President Bush steadfastly opposes same-sex marriage. “Marriage is a sacred institution between a man and a woman,” Bush said. “If activist judges insist on re-defining marriage by court order, the only alternative will be the constitutional process. We must do what is legally necessary to defend the sanctity of marriage.” Consequently, the President has endorsed, and is encouraging, a federal constitutional amendment aimed at prohibiting gays and lesbians from ever marrying legally and thus, relegating the lgbt community to second-class status. If successful, such action would for the first time enshrine discrimination into the nation’s most hallowed document.

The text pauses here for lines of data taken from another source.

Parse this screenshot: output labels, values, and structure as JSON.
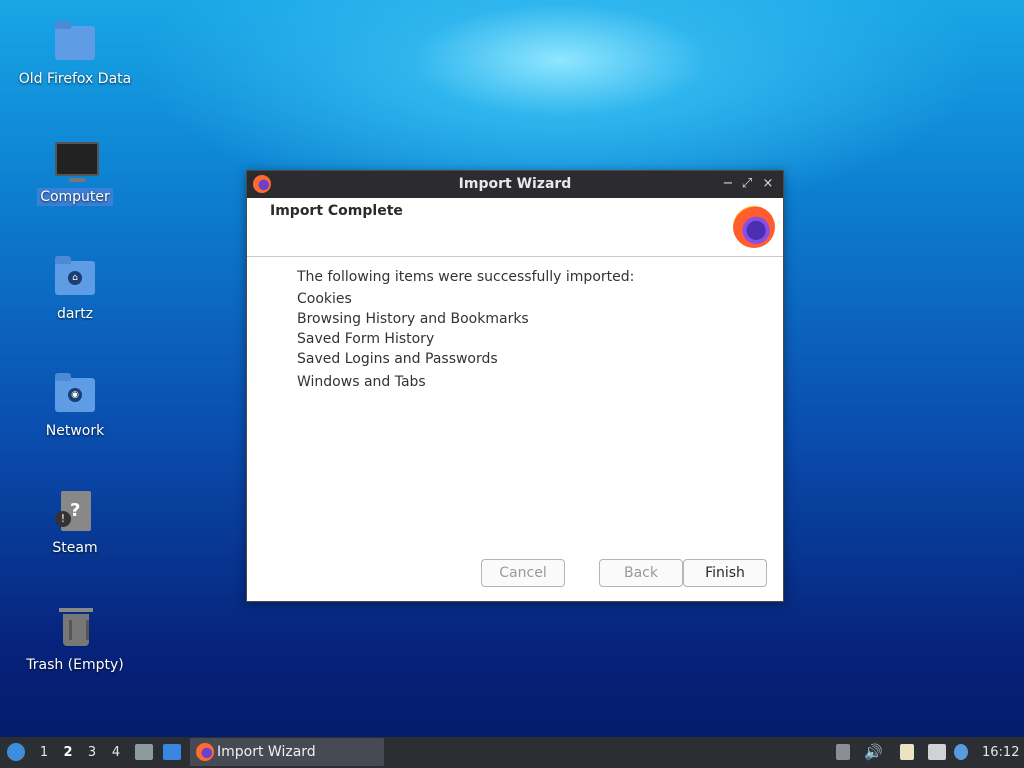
{
  "desktop": {
    "icons": [
      {
        "label": "Old Firefox Data"
      },
      {
        "label": "Computer"
      },
      {
        "label": "dartz"
      },
      {
        "label": "Network"
      },
      {
        "label": "Steam"
      },
      {
        "label": "Trash (Empty)"
      }
    ]
  },
  "dialog": {
    "title": "Import Wizard",
    "header": "Import Complete",
    "intro": "The following items were successfully imported:",
    "items": [
      "Cookies",
      "Browsing History and Bookmarks",
      "Saved Form History",
      "Saved Logins and Passwords",
      "Windows and Tabs"
    ],
    "buttons": {
      "cancel": "Cancel",
      "back": "Back",
      "finish": "Finish"
    },
    "window_controls": {
      "minimize": "−",
      "maximize": "⤢",
      "close": "×"
    }
  },
  "taskbar": {
    "workspaces": [
      "1",
      "2",
      "3",
      "4"
    ],
    "active_workspace": "2",
    "task_label": "Import Wizard",
    "clock": "16:12"
  }
}
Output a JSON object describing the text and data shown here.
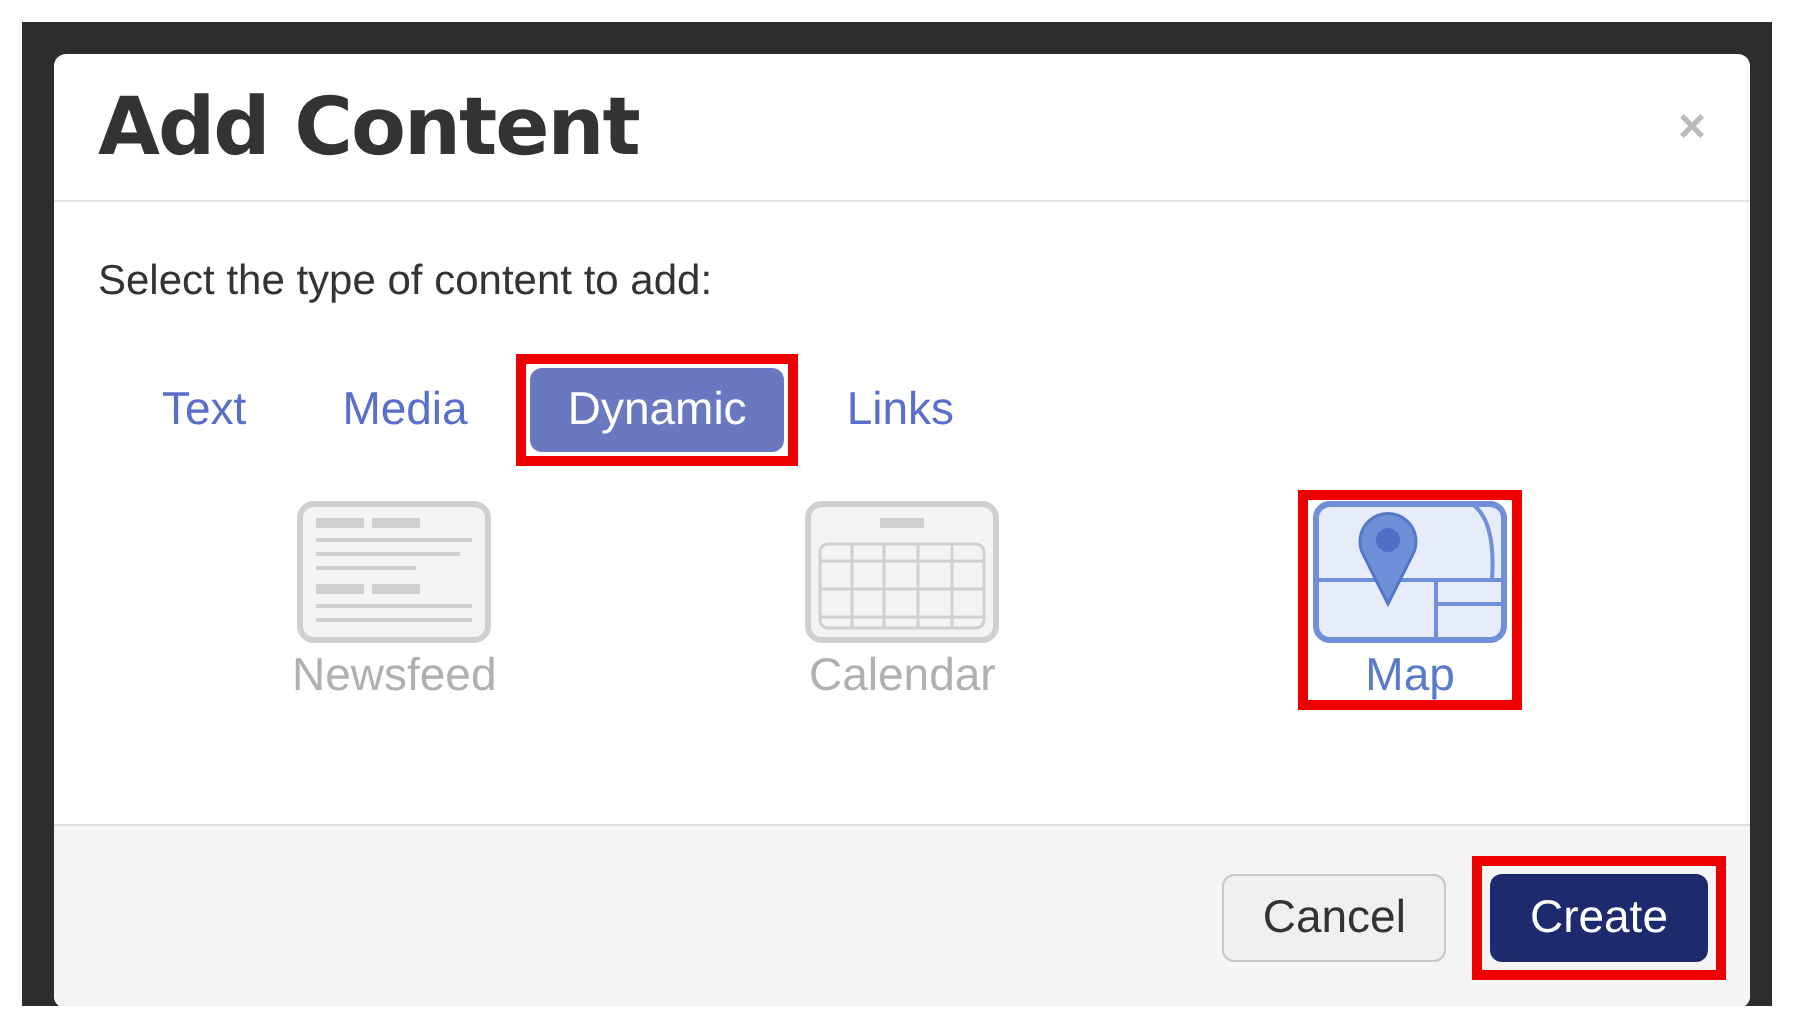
{
  "dialog": {
    "title": "Add Content",
    "close": "×",
    "prompt": "Select the type of content to add:",
    "tabs": [
      {
        "label": "Text",
        "selected": false,
        "highlighted": false
      },
      {
        "label": "Media",
        "selected": false,
        "highlighted": false
      },
      {
        "label": "Dynamic",
        "selected": true,
        "highlighted": true
      },
      {
        "label": "Links",
        "selected": false,
        "highlighted": false
      }
    ],
    "items": [
      {
        "kind": "newsfeed",
        "label": "Newsfeed",
        "disabled": true,
        "highlighted": false
      },
      {
        "kind": "calendar",
        "label": "Calendar",
        "disabled": true,
        "highlighted": false
      },
      {
        "kind": "map",
        "label": "Map",
        "disabled": false,
        "highlighted": true
      }
    ],
    "buttons": [
      {
        "kind": "default",
        "label": "Cancel",
        "highlighted": false
      },
      {
        "kind": "primary",
        "label": "Create",
        "highlighted": true
      }
    ]
  }
}
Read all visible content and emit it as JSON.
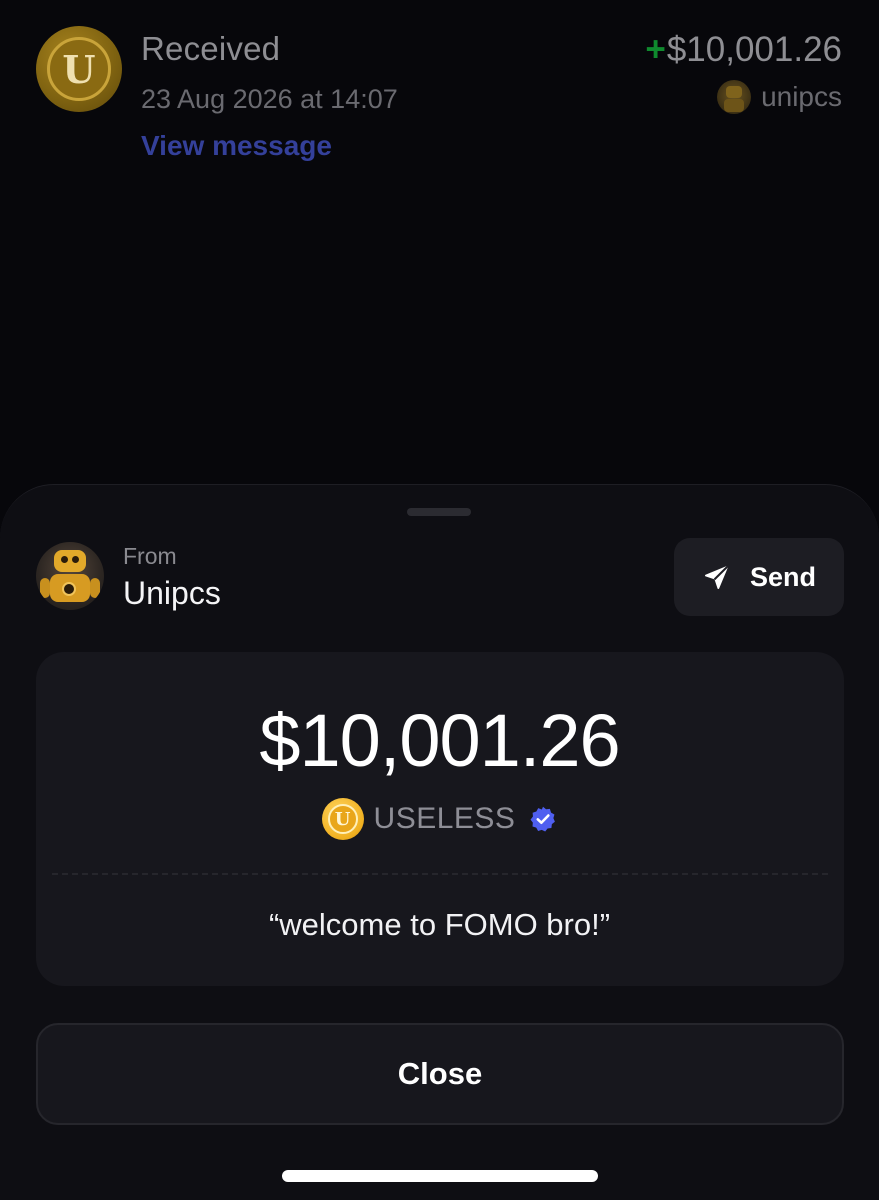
{
  "transaction": {
    "title": "Received",
    "date": "23 Aug 2026 at 14:07",
    "view_message_label": "View message",
    "amount_sign": "+",
    "amount": "$10,001.26",
    "counterparty": "unipcs",
    "token_avatar_letter": "U"
  },
  "sheet": {
    "from_label": "From",
    "from_name": "Unipcs",
    "send_label": "Send",
    "amount": "$10,001.26",
    "token_name": "USELESS",
    "token_letter": "U",
    "memo": "“welcome to FOMO bro!”",
    "close_label": "Close"
  },
  "colors": {
    "background": "#07070b",
    "sheet": "#0e0e13",
    "card": "#17171d",
    "positive": "#0f8a2e",
    "link": "#34409a",
    "verified": "#4f5ff0",
    "coin": "#f0b020"
  },
  "icons": {
    "send": "paper-plane-icon",
    "verified": "verified-badge-icon",
    "token": "useless-coin-icon"
  }
}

Moreover, the issue in Massachusetts is far from settled. In an effort to undo the court’s decision, the legislature, during an acrimonious session, passed a state constitutional amendment defining marriage as a union between a man and a woman. It must successfully pass a similar amendment next year, and the people will vote by referendum in 2006. It is therefore possible that all these marriages have begun one minute after midnight on May 17 in Cambridge and continuing on throughout the state may be voided, and no further same-sex couples will be legally permitted to marry.
In addition, many other states are seeking similar measures to prevent same-sex marriages. Some in “battleground” states will be placing the issue right smack on the ballot in November—a cynical attempt by Republicans to force the question and bring out those pesky religious fundamentalists to the polls. Other states are scrambling to ensure that same-sex marriages performed in Massachusetts would not be recognized in their own backyards.
Most polls taken since the now famous ruling by the Massachusetts Supreme Judicial Court last summer and reaffirmed in February indicate that, when asked, approximately three out of five in the U.S. oppose same-sex marriage. That’s the result when people are confronted with the issue directly. However, I believe the data is skewed negatively in this particular matter.
With steadily rising gasoline prices, an incredibly horrific turn of events in Iraq, an economic recovery muted by declining consumer confidence, the loss of jobs, our prestige abroad all but eliminated, not to mention legitimate concerns for their own marriages and families, it is highly unlikely that same-sex marriage is a prominent issue around the dinner tables in heterosexual households.
When the news hit on May 17 that “gay marriages” were taking place, some of the potential incendiary rhetoric was muffled by the other weighty stories. At the various courthouses in Massachusetts that day, there were a few disorganized and ineffective demonstrations from the “God Hates Fags” crowd. Although TV stations were careful to include the voices of gay rights opponents as part of their coverage, these demonstrators too had to take a back seat to the other news of the day.
Having these marriages take place is crucial. It is somewhat more difficult politically and morally to remove rights once they are obtained. The country must see once and for all that the world will not come to an end now that lesbians and gay men are allowed to marry. As one happy member of a newly-married couple put it, “I can’t see how the world would shake if two middle-aged women opened up a checking account together.”
That is the message that must flow from this historic day. The nation’s problems will be there, same-sex marriages or not. The good things in life will be there, same-sex marriages or not. There are larger problems facing most Americans.
So when hundreds of ecstatic gay and lesbian couples received marriage certificates, America merely shrugged. And that’s the way it should be.